------ SUPPLIED INFORMATION
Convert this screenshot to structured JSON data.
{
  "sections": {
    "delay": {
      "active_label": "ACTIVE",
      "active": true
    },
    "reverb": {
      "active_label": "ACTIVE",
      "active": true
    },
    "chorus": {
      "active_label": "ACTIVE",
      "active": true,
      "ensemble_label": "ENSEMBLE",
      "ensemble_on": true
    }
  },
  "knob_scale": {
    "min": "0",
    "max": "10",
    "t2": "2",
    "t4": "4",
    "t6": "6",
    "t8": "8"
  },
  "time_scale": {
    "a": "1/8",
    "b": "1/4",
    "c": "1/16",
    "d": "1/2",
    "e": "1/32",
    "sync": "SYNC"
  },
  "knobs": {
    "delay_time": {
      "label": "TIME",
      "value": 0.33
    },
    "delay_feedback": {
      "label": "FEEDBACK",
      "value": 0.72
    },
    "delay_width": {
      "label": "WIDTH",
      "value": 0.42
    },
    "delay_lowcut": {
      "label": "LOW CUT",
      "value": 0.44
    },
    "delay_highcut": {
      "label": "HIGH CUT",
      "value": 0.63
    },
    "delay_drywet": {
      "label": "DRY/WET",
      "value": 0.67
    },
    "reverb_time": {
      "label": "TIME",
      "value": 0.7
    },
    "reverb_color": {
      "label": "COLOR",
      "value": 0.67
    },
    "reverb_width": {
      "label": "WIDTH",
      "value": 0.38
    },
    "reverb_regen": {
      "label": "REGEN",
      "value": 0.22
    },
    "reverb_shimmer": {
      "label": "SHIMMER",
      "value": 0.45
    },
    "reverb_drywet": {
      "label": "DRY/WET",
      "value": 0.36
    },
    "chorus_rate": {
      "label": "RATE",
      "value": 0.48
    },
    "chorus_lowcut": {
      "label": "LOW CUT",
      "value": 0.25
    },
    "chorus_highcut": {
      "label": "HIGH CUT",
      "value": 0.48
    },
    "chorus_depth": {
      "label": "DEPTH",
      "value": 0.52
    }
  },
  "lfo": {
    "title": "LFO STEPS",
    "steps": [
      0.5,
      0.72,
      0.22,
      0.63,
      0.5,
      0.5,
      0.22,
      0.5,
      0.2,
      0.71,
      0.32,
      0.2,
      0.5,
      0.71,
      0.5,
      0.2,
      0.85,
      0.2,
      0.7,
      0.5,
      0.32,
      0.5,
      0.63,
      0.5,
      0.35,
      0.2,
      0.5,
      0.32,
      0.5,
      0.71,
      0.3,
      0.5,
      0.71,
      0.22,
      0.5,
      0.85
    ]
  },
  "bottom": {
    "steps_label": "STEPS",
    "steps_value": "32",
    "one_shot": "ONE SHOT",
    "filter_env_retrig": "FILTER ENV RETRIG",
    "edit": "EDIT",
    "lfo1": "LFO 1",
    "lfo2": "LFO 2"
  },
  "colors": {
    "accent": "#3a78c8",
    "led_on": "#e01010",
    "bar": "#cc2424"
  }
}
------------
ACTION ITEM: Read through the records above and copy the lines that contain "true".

ANSWER SPACE:
      "active": true
      "active": true
      "active": true,
      "ensemble_on": true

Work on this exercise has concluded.